The Faculty of Graduate Studies has seen substantial growth since its inception 10 years ago.A celebration was held on campus Tuesday, March 21 to mark the Faculty’s milestone anniversary, with the Brock community invited to reflect on the progress made over the past decade.“In the span of 10 years, the Faculty of Graduate Studies has come a long way,” said Jens Coorssen, Dean of Graduate Studies. “Our reputation as a comprehensive University continues to grow and more and more people across the globe are taking note of the exceptional research happening at the graduate level at Brock.”Graduate education at Brock dates back to the early days of the University, with the first graduate program, a MSc in Chemistry, launched in 1967. Graduate education gradually expanded over the years until a spike in growth beginning in 2000.Guiding the progress over many years of significant growth were former deans, Jack Miller (1999-2004), Marilyn Rose (2004-2011) and Mike Plyley (2011-2016).“Their vision and leadership contributed greatly to our growing reputation for excellence in graduate education,” Coorssen said. “Working alongside faculty and staff, they created a driving force to move the Faculty forward and to firmly plant Brock in the minds of funding agencies, grad studies councils and prospective students across the country.”It was on March 21, 2007, that the University’s Senate unanimously endorsed the creation of Brock’s seventh faculty, the Faculty of Graduate Studies, taking a substantial step forward in enhancing the University’s research and graduate studies profiles.“Becoming a Faculty was not without its challenges,” Mike Plyley, Professor of Applied Health Sciences and former Dean of Graduate Studies.“A main area of concern was what changes would occur for graduate programs and graduate students as a result of the Office of Graduate Studies becoming a Faculty,” he said. “We had to weigh our options and ultimately we felt that becoming a Faculty would aid Brock in becoming a truly comprehensive University where students had the opportunity to complete their undergrad degree all the way through to their PhD.”Brock now offers 49 graduate programs, including nine PhD programs, and has 1,700 registered graduate students — the Faculty’s largest number on record.“The Faculty of Graduate Studies has accomplished a lot over the past 10 years,” Coorssen said. “We are looking forward to even more growth and development in the years to come.“We are working towards building more international research collaborations and we are focused on growing our PhD programs in the near future.
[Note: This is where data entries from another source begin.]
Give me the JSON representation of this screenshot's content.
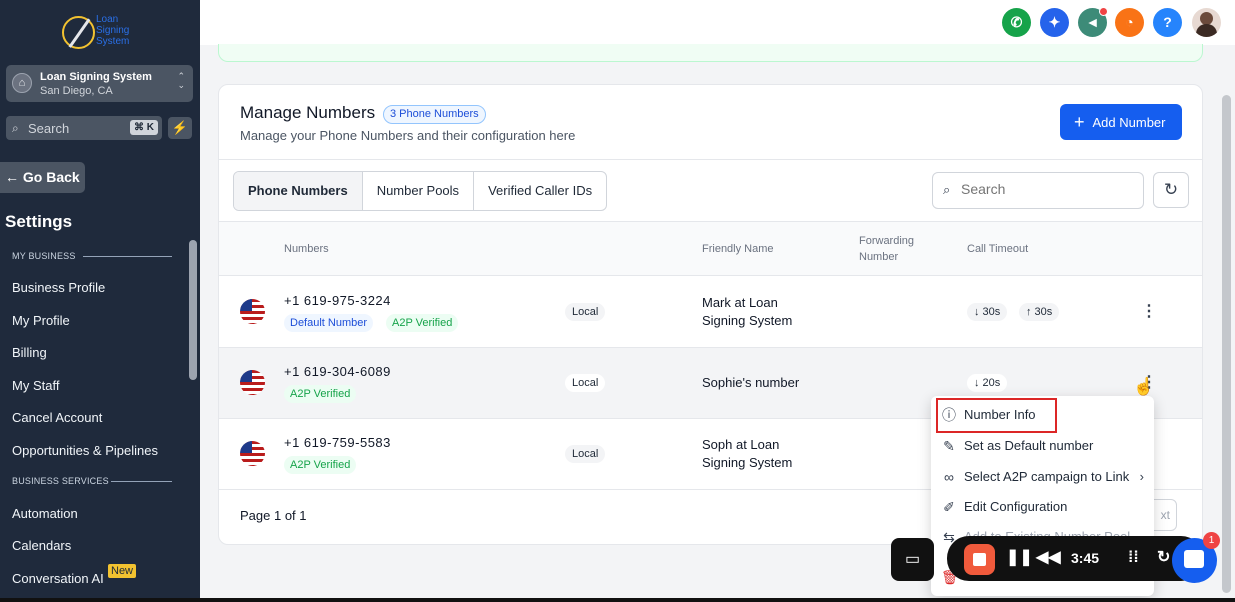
{
  "sidebar": {
    "logo_text": [
      "Loan",
      "Signing",
      "System"
    ],
    "account": {
      "name": "Loan Signing System",
      "location": "San Diego, CA"
    },
    "search": {
      "placeholder": "Search",
      "shortcut": "⌘ K"
    },
    "go_back": "Go Back",
    "settings_title": "Settings",
    "section_my_business": "MY BUSINESS",
    "section_business_services": "BUSINESS SERVICES",
    "items": [
      {
        "label": "Business Profile"
      },
      {
        "label": "My Profile"
      },
      {
        "label": "Billing"
      },
      {
        "label": "My Staff"
      },
      {
        "label": "Cancel Account"
      },
      {
        "label": "Opportunities & Pipelines"
      },
      {
        "label": "Automation"
      },
      {
        "label": "Calendars"
      },
      {
        "label": "Conversation AI"
      }
    ],
    "new_badge": "New"
  },
  "topbar": {
    "buttons": [
      {
        "icon": "phone-icon",
        "color": "#16a34a"
      },
      {
        "icon": "sparkle-icon",
        "color": "#2563eb"
      },
      {
        "icon": "megaphone-icon",
        "color": "#3d8b78"
      },
      {
        "icon": "bell-icon",
        "color": "#f97316"
      },
      {
        "icon": "help-icon",
        "color": "#2684fc",
        "glyph": "?"
      }
    ]
  },
  "card": {
    "title": "Manage Numbers",
    "count_badge": "3 Phone Numbers",
    "subtitle": "Manage your Phone Numbers and their configuration here",
    "add_button": "Add Number",
    "tabs": [
      {
        "label": "Phone Numbers",
        "active": true
      },
      {
        "label": "Number Pools",
        "active": false
      },
      {
        "label": "Verified Caller IDs",
        "active": false
      }
    ],
    "search_placeholder": "Search",
    "columns": {
      "numbers": "Numbers",
      "friendly_name": "Friendly Name",
      "forwarding_1": "Forwarding",
      "forwarding_2": "Number",
      "call_timeout": "Call Timeout"
    },
    "rows": [
      {
        "number": "+1 619-975-3224",
        "tags": [
          "Default Number",
          "A2P Verified"
        ],
        "type": "Local",
        "friendly": [
          "Mark at Loan",
          "Signing System"
        ],
        "timeout_in": "↓ 30s",
        "timeout_out": "↑ 30s"
      },
      {
        "number": "+1 619-304-6089",
        "tags": [
          "A2P Verified"
        ],
        "type": "Local",
        "friendly": [
          "Sophie's number"
        ],
        "timeout_in": "↓ 20s",
        "timeout_out": ""
      },
      {
        "number": "+1 619-759-5583",
        "tags": [
          "A2P Verified"
        ],
        "type": "Local",
        "friendly": [
          "Soph at Loan",
          "Signing System"
        ],
        "timeout_in": "",
        "timeout_out": ""
      }
    ],
    "pager": "Page 1 of 1",
    "next_button": "xt"
  },
  "menu": {
    "items": [
      {
        "icon": "info-icon",
        "label": "Number Info"
      },
      {
        "icon": "pin-icon",
        "label": "Set as Default number"
      },
      {
        "icon": "link-icon",
        "label": "Select A2P campaign to Link"
      },
      {
        "icon": "pencil-icon",
        "label": "Edit Configuration"
      },
      {
        "icon": "swap-icon",
        "label": "Add to Existing Number Pool"
      }
    ]
  },
  "recorder": {
    "time": "3:45"
  },
  "chat": {
    "unread": "1"
  }
}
Our focus on excellence is helping build our reputation and I look forward to growing the Faculty of Graduate Studies during my tenure as Dean.”